TORONTO (Reuters) - Canada’s main stock index slumped almost 1.5 percent on Wednesday, caught up in broader risk aversion prompted by a selloff in equities in China and hurt by a fall in the price of oil.
The declines on Bay Street were widespread and included traditional safe havens such as financials, healthcare and consumer stocks that had found favor with investors last week.
“It’s pretty hard not to be concerned when you see what’s happening with the usual culprits, between Europe and the meltdown in China, oil prices where they are and the fact that there’s a possibility we could be in a technical recession in Canada,” said Michael Sprung, president at Sprung Investment Management Inc. “There’s not a whole lot to make people happy.”
The energy sector dragged, shedding 2.2 percent as U.S. crude oil prices CLc1 fell. Shares of gold companies were among the few gainers as gold prices XAU= edged higher.
But the TSX was unable to overcome the global flight to safety after China’s stock market resumed its rout, raising concerns that the turmoil will destabilize China’s economy.
The volatility in China exacerbated nervousness over whether Europe would act to keep Greece in the euro zone. The country’s prime minister pleaded in the European Parliament for a fair deal for Greece.

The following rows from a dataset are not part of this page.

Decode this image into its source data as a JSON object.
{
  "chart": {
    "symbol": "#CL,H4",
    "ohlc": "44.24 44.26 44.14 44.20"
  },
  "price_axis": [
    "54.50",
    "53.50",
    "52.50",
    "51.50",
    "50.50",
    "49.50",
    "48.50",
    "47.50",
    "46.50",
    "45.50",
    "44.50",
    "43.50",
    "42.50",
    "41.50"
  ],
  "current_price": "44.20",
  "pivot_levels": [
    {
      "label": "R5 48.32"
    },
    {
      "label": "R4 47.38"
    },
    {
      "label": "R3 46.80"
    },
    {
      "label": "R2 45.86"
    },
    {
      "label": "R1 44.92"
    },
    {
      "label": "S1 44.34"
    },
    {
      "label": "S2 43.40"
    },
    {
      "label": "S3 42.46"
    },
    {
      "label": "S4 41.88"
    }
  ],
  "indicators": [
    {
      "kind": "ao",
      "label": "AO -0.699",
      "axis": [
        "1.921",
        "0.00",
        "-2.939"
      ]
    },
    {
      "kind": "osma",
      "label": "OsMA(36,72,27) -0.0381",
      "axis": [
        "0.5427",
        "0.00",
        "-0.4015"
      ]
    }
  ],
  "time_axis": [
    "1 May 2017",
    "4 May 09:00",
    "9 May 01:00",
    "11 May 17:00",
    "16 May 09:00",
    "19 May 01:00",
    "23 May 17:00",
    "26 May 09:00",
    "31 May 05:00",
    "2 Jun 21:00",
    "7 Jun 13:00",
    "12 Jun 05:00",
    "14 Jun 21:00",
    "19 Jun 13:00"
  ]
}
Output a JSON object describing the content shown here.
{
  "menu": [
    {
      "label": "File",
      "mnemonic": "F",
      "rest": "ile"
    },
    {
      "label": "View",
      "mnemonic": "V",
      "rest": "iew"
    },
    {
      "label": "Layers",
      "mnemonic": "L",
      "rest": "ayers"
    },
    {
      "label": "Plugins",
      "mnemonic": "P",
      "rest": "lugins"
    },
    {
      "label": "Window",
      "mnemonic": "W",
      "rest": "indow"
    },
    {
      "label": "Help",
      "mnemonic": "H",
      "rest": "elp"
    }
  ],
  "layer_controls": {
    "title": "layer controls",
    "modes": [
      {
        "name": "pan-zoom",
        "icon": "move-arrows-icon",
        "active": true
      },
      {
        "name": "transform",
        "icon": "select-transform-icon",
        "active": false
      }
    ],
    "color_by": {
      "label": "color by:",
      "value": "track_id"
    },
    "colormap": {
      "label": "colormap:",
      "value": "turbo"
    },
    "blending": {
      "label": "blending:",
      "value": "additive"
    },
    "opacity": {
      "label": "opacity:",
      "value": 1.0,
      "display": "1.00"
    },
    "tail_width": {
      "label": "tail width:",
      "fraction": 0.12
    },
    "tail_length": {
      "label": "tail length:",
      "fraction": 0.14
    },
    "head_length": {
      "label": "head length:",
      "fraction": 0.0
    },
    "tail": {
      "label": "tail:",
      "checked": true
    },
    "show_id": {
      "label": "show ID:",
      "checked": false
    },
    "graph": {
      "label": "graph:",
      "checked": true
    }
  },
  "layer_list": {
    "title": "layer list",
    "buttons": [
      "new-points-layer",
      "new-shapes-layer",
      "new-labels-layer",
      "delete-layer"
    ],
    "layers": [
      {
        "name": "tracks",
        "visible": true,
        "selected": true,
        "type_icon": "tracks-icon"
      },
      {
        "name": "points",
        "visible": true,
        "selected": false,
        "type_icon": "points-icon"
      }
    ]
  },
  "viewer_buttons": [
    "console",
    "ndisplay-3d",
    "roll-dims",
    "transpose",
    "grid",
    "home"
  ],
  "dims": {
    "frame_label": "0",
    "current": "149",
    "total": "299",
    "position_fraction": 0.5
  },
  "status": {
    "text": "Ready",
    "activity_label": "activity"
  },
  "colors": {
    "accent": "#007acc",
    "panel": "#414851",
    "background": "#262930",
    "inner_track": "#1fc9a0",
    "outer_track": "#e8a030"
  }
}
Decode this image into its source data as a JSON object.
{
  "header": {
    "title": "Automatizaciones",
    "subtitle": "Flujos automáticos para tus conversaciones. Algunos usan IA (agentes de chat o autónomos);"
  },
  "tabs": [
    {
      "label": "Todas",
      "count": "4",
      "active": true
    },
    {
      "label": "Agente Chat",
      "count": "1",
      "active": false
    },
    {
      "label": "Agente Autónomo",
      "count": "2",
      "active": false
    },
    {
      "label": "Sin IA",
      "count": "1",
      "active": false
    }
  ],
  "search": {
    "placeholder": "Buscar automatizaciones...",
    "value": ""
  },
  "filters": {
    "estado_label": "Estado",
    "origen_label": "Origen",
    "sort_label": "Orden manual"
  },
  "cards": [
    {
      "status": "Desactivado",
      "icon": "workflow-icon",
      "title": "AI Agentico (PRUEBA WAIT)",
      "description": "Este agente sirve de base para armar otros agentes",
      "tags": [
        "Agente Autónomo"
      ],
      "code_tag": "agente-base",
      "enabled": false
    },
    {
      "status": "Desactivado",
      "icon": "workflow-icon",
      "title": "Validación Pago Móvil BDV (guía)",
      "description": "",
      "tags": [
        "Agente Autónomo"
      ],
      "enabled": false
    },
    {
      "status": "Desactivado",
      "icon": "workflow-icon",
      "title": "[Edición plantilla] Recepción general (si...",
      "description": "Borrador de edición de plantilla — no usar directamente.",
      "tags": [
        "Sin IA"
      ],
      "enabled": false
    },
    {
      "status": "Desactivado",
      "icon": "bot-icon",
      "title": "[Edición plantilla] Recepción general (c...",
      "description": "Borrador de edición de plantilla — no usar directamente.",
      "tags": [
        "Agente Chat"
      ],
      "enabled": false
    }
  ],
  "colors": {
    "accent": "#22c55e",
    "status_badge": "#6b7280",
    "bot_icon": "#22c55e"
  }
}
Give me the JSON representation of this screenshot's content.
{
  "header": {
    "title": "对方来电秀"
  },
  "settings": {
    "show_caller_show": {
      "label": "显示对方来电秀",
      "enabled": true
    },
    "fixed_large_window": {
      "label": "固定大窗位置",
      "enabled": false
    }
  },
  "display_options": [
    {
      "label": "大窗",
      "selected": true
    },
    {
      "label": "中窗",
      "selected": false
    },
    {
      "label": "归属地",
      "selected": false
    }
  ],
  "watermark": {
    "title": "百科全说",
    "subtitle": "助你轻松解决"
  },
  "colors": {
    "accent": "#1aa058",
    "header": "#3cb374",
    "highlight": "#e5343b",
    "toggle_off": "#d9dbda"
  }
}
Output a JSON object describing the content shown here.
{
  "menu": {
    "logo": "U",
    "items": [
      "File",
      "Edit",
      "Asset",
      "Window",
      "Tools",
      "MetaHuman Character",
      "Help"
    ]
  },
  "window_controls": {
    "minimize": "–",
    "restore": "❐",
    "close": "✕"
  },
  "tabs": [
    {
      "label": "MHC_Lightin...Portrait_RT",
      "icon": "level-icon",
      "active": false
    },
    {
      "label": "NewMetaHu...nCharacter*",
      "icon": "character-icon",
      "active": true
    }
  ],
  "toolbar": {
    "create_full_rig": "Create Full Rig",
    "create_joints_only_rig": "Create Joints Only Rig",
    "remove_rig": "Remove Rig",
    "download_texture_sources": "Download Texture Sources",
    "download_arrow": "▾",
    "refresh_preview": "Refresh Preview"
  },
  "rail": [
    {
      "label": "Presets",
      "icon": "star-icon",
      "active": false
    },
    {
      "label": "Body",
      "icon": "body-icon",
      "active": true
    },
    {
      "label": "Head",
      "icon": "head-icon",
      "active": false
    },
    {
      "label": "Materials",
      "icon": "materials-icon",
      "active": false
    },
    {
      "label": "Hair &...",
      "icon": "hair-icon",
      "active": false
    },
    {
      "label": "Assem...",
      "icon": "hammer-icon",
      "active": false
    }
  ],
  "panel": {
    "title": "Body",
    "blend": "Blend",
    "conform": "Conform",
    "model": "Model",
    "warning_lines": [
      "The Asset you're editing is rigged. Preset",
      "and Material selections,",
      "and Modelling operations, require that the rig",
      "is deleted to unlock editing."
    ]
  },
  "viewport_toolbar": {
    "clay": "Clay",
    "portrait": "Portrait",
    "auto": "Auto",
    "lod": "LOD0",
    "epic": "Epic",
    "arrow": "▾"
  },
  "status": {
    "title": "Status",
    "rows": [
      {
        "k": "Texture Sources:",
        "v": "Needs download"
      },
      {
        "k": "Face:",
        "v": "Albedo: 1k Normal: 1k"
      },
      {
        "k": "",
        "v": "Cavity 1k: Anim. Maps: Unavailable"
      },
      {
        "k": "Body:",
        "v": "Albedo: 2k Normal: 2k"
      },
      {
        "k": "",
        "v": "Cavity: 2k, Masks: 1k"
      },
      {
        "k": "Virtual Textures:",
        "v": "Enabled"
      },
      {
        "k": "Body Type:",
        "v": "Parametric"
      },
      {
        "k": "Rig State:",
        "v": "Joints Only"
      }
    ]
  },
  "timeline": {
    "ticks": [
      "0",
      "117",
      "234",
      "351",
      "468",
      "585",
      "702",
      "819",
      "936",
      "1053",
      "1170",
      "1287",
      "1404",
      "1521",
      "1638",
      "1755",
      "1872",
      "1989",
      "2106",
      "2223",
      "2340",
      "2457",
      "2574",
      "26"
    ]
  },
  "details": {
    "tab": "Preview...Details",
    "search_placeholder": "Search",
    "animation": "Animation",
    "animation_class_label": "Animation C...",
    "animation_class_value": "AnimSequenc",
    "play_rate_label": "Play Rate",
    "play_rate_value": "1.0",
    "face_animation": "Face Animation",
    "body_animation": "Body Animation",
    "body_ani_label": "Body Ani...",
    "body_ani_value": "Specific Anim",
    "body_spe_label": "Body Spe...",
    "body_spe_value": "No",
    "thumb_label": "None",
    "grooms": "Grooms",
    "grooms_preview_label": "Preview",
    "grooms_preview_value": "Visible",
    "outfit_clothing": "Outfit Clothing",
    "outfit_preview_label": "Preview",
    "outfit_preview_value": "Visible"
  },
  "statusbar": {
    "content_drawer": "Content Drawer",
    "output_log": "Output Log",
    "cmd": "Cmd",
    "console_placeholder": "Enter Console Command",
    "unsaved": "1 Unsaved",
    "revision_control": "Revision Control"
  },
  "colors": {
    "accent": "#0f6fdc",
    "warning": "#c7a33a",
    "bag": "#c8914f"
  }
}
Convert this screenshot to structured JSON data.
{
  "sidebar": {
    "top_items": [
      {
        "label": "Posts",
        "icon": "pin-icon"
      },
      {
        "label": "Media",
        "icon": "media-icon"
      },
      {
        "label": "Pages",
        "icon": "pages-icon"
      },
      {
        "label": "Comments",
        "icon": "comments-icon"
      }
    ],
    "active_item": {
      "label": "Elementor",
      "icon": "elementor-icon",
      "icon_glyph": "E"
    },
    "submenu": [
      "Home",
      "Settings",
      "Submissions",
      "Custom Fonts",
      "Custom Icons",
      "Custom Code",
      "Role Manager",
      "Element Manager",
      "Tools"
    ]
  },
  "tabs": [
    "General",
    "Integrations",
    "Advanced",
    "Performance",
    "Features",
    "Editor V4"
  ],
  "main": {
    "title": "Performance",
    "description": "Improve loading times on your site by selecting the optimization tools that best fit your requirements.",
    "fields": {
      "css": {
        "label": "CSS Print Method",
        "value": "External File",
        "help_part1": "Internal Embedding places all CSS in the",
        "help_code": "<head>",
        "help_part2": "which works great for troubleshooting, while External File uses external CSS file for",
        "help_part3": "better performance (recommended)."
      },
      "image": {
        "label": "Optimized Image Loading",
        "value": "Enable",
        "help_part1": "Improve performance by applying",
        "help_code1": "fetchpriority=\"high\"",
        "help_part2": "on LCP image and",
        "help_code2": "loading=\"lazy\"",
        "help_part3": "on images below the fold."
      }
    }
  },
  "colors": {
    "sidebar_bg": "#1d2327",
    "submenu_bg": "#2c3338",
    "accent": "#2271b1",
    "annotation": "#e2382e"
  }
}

“It’s still Greece and China all over the headlines and what those implications are,” said Paul Hand, managing director at RBC Capital Markets.
“Canada is kind of a bystander in all this, collateral damage in the sense that we are impacted by the global economy.”
The Toronto Stock Exchange’s S&P/TSX composite index .GSPTSE ended down 212.43 points, or 1.45 percent, at 14,412.07. All of the index’s 10 main groups fell, with all but one off at least 1 percent.
Declining issues outnumbered advancing ones by 219 to 26, for a 8.42-to-1 ratio on the downside.
The index posted 1 new 52-week high and 11 new lows.
Additional reporting by Leah Schnurr; editing by James Dalgleish and Diane Craft